### DATASET

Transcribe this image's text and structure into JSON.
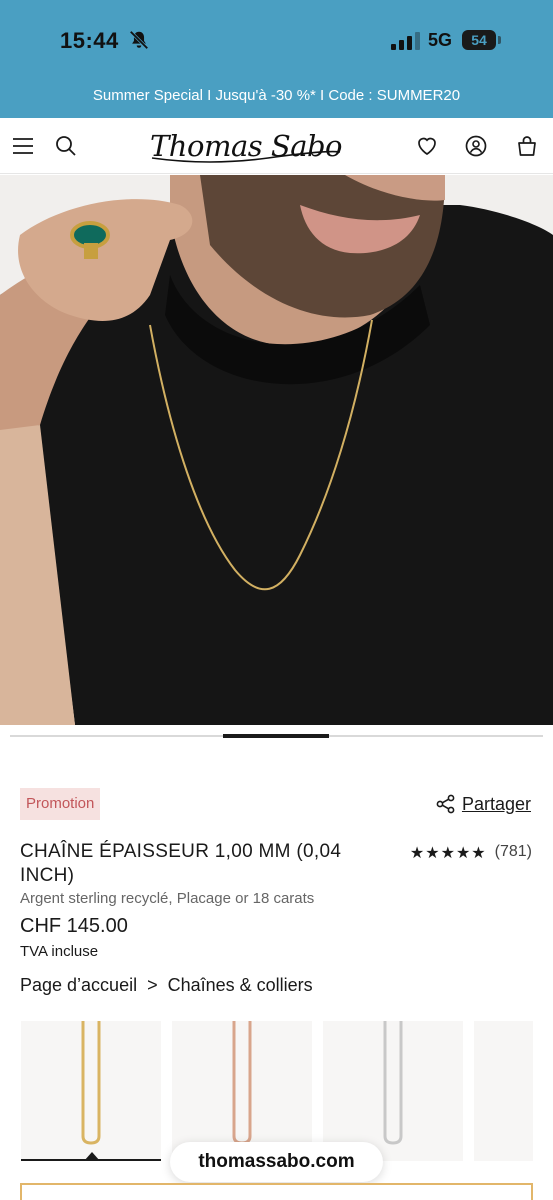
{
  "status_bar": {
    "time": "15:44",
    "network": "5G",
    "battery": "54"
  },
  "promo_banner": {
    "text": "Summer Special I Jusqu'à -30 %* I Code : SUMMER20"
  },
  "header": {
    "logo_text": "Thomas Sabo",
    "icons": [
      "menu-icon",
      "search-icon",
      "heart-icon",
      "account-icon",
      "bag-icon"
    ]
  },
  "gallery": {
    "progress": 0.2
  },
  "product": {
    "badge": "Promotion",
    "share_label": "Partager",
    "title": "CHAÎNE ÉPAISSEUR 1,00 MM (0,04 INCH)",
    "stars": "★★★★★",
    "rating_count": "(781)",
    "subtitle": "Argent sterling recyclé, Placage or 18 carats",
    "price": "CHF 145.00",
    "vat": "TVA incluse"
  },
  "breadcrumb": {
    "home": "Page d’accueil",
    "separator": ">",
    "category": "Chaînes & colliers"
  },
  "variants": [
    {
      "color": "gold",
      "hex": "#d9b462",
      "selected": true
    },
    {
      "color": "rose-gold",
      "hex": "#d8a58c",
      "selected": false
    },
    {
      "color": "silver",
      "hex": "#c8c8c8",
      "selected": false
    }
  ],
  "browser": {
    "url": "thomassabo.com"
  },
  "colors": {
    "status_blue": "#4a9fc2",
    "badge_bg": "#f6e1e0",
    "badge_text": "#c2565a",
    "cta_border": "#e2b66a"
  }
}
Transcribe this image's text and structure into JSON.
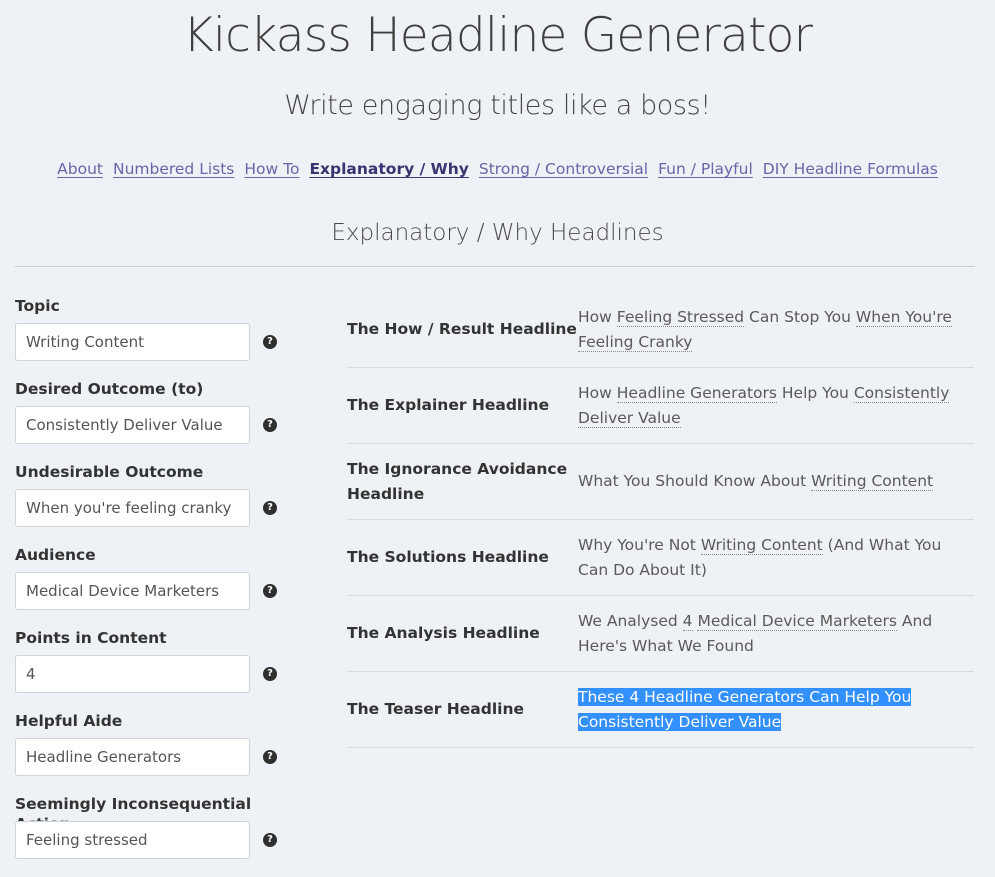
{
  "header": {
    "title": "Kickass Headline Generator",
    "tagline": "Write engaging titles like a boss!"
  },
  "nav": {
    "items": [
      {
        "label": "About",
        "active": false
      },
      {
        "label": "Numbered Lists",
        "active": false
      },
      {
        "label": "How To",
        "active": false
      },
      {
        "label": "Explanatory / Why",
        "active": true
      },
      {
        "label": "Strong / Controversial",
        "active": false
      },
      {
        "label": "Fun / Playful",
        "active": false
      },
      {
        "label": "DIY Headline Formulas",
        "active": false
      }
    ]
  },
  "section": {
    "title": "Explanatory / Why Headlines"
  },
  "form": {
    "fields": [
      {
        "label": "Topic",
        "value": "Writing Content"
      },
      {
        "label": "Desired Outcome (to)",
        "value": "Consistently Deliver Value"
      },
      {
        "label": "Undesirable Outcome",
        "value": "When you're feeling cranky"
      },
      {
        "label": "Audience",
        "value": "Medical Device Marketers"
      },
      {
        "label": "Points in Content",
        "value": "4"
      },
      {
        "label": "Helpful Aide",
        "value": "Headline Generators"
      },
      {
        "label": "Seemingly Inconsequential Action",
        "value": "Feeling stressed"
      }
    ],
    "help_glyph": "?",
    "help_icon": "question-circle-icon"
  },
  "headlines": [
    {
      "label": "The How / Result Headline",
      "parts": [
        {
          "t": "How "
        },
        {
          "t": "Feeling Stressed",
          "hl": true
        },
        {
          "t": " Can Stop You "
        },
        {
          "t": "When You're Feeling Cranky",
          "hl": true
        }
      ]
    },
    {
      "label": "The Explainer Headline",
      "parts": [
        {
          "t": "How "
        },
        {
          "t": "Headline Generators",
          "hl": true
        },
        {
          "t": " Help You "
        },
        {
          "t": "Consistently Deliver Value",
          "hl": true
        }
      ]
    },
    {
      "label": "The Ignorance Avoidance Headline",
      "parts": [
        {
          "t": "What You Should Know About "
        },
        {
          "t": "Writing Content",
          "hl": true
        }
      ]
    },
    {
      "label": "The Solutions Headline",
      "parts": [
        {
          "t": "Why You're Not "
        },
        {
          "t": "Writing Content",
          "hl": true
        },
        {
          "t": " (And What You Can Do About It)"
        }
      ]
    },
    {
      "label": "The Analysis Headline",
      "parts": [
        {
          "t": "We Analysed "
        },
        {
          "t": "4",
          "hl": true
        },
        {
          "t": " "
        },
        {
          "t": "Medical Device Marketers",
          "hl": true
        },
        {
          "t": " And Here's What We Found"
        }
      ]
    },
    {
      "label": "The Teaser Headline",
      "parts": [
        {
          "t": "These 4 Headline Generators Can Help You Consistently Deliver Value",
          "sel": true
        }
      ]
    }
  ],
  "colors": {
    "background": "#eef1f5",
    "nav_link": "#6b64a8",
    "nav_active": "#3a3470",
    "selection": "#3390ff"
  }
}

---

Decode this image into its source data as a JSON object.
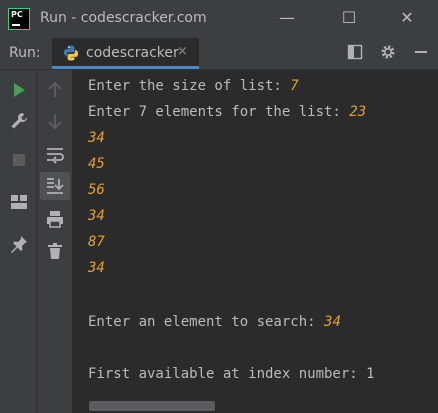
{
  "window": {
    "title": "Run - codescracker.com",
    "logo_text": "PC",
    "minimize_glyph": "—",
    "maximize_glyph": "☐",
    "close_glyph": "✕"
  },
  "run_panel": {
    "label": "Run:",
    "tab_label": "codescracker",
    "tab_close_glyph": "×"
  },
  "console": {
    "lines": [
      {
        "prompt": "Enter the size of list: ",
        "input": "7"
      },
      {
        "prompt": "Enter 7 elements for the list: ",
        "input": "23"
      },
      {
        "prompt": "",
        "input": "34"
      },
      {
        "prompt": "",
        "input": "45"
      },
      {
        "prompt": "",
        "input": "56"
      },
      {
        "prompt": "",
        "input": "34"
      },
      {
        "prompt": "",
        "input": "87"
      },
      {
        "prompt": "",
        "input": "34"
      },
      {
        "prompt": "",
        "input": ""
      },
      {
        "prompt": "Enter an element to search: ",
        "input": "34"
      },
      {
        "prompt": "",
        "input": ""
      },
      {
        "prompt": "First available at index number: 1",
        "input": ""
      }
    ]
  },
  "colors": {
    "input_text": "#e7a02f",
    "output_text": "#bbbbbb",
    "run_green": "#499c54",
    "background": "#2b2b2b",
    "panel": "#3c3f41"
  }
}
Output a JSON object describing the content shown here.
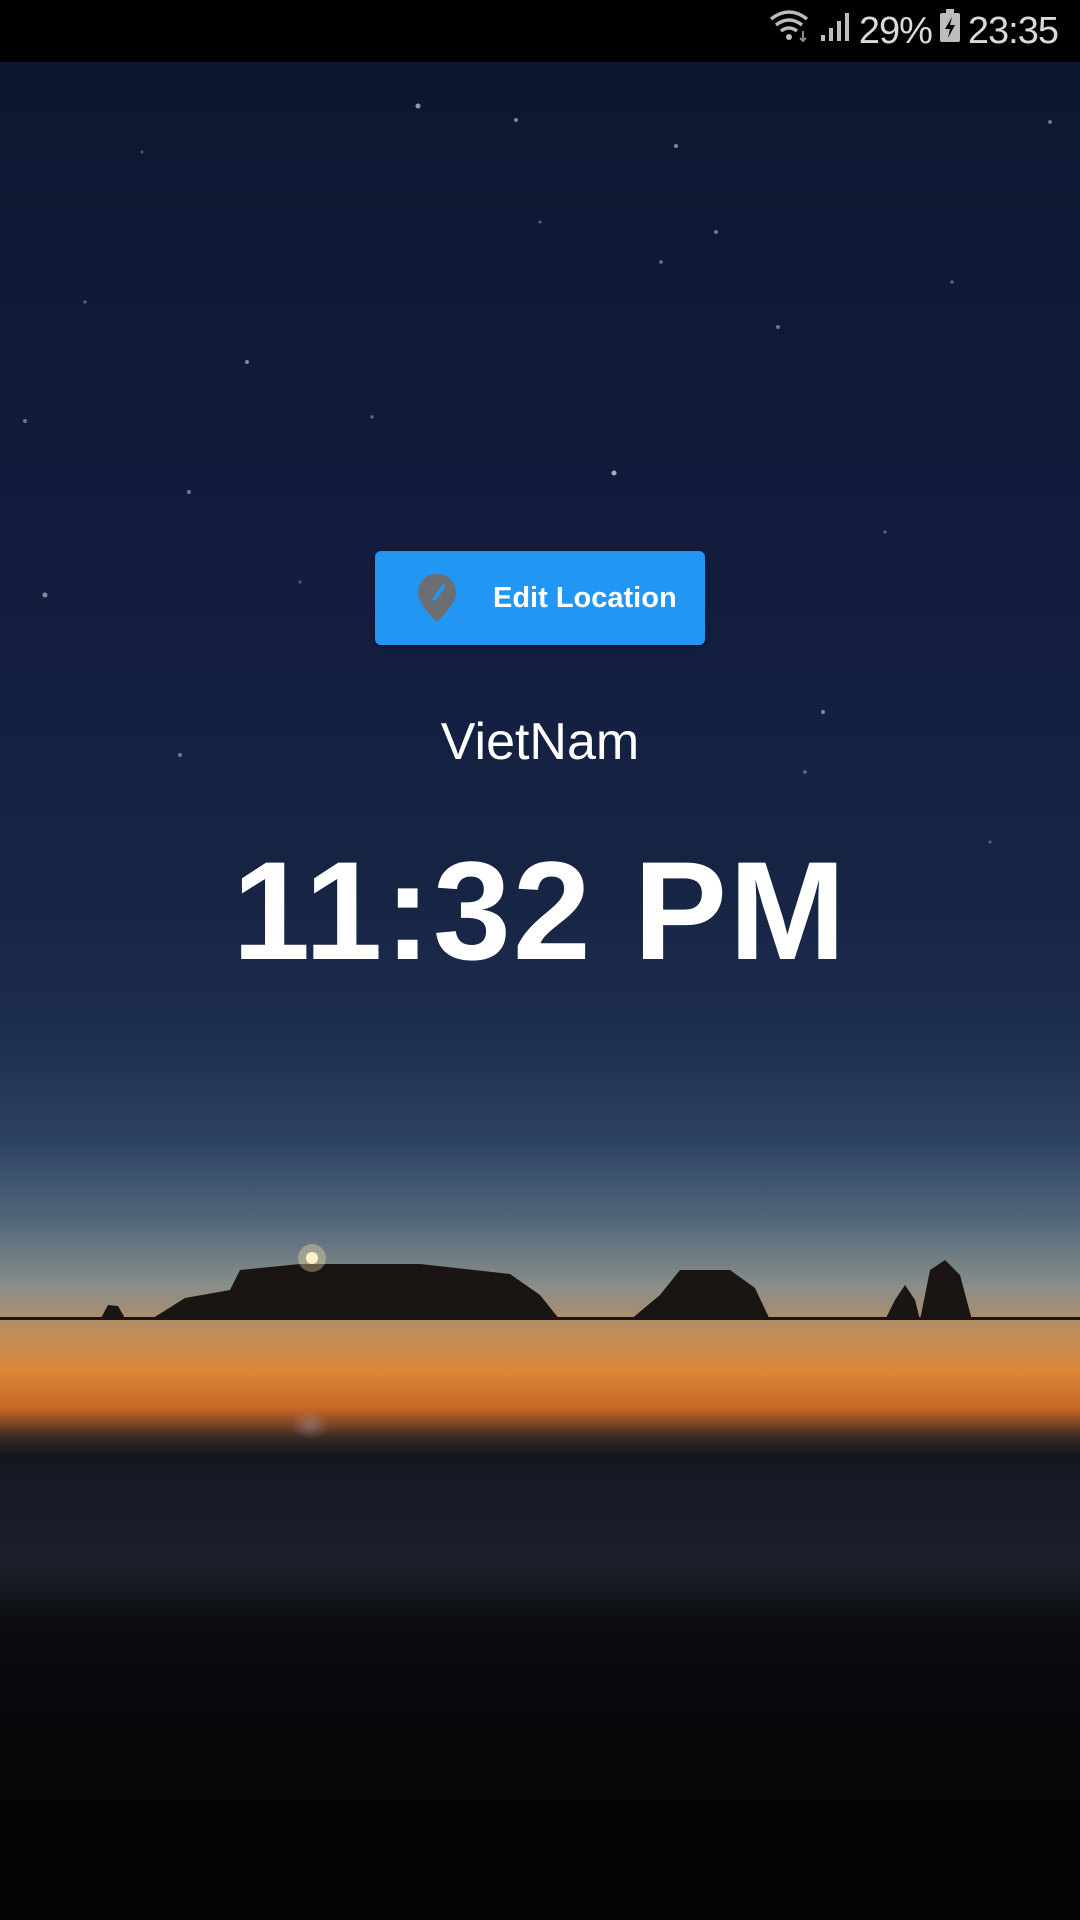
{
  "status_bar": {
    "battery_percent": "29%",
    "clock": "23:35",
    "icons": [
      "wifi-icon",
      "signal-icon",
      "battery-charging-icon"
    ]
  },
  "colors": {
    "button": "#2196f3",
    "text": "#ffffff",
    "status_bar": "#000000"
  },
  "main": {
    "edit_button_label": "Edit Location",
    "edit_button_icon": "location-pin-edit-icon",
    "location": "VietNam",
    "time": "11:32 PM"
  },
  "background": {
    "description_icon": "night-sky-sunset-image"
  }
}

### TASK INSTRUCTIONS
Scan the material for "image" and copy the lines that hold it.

### SOLVED PROBLEM
Transcribe this image's text and structure into JSON.
Transcribe this image's text and structure into JSON.
Decode this image into its source data as a JSON object.
    "description_icon": "night-sky-sunset-image"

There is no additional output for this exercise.